Perhaps of greater concern, demand for Apple's iPod appears to be waning now that its features are replicated in the iPhone and iPad. The fact that sales in the just-completed quarter fell 27% compared with a year ago is worrisome enough, but Gardner concedes that "the company is not doing a hardware upgrade this year for the peak holiday period."
Still, Gardner thinks the current quarter will be spectacular simply because the new iPhone appears to be an overwhelming hit. His earnings model calls for 28 million phones to be sold, which appears to be the highest forecast on Wall Street. He figures management's guidance of $36.7 billion in sales and $9.30 in EPS is "very conservative particularly given the potential to upside for the iPhone shipments."
Time will tell if Gardner's persistent bullishness will pay off. Needham's Charlie Wolf shares his bright outlook, with a $540 price target. Reviewing the quarter, he concedes that the iPhone shortfall caught most off guard, "however, the other metrics were spot on."
Most other analysts are also quite bullish.
* Sterne Agee -- $500 price target. Noting that it's unusual for Apple to issue next-quarter guidance that is above the analyst consensus: "We believe the company did this to express confidence in its strong pipeline of business, particularly with its new iPhone 4S and iPad still relatively early in its adoption curve."
* Merrill Lynch -- $515 price target. "We remain buyers of the stock heading into perhaps the most successful product launch in company history, with the iPhone 4S."
* Goldman Sachs -- $520 price target. They're not only bullish on prospects for the iPhone, but also dismiss any looming threats for the iPad: "Apple's competitive positioning in the tablet market is strengthening with the high-profile shutdown of HP's (NYSE: HPQ) TouchPad effort, the inability of most Android vendors to offer competitive price points."
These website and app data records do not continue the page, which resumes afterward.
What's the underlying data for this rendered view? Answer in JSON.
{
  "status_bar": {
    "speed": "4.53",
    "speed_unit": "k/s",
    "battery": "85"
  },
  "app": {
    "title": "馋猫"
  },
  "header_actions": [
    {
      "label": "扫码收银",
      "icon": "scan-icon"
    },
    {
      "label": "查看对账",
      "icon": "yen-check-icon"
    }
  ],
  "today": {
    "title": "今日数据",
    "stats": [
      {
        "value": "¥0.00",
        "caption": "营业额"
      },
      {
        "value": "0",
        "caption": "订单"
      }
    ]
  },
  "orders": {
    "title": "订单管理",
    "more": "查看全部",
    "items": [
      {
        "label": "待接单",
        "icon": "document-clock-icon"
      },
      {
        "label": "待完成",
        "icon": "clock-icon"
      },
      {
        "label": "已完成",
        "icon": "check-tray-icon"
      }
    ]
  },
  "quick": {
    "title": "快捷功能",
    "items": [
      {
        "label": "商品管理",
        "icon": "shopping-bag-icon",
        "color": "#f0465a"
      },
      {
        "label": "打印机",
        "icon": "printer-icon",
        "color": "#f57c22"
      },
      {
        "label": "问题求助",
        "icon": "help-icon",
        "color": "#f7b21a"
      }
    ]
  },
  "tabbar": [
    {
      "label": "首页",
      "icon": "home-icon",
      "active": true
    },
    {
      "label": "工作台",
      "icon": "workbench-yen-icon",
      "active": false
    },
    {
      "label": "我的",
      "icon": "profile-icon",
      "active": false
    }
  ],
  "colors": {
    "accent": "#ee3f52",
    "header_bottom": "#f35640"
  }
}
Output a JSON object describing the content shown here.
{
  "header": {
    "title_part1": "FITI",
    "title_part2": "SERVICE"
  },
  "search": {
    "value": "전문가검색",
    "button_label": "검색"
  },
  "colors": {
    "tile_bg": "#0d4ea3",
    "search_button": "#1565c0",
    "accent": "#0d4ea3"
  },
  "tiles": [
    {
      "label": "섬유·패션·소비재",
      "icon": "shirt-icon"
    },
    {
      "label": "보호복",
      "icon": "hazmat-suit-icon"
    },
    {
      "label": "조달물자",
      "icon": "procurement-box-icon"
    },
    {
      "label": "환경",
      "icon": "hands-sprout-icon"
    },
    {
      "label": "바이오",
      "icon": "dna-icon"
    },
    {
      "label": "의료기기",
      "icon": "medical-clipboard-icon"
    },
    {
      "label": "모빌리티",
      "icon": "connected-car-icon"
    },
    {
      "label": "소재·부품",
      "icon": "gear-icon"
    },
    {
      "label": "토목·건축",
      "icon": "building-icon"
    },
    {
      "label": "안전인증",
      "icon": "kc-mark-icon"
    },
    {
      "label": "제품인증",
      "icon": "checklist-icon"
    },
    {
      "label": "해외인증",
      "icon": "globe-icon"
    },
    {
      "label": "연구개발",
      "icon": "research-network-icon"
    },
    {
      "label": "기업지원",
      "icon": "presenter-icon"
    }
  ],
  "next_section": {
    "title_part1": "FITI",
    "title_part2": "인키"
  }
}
Risks to Consider: This week's quarterly shortfall proves one thing: analysts' channel checks, which are surveys of end-user demand, can often be far off the mark. Yet in the absence of such checks, analysts are going with their gut, assuming that the total market for iPhones and iPads will continue to expand. If either of those markets is closer to saturation than these analysts predict, then Apple's sales, profits and stock price have likely peaked already.
Action to Take --> These are the kinds of trades you should be looking for -- a stock that sells off despite perfectly explicable reasons for the shortfall. Indeed, had the new iPhone not been imminently available, Apple likely would have met or exceeded sales and profit expectations in this most recent quarter. Although it is unclear what kind of growth Apple can generate in coming years, it's almost a given that the current holiday season will be filled with good cheer for the world's most popular technology company.
Disclosure: Neither D. Sterman nor StreetAuthority, LLC hold positions in any securities mentioned in this article.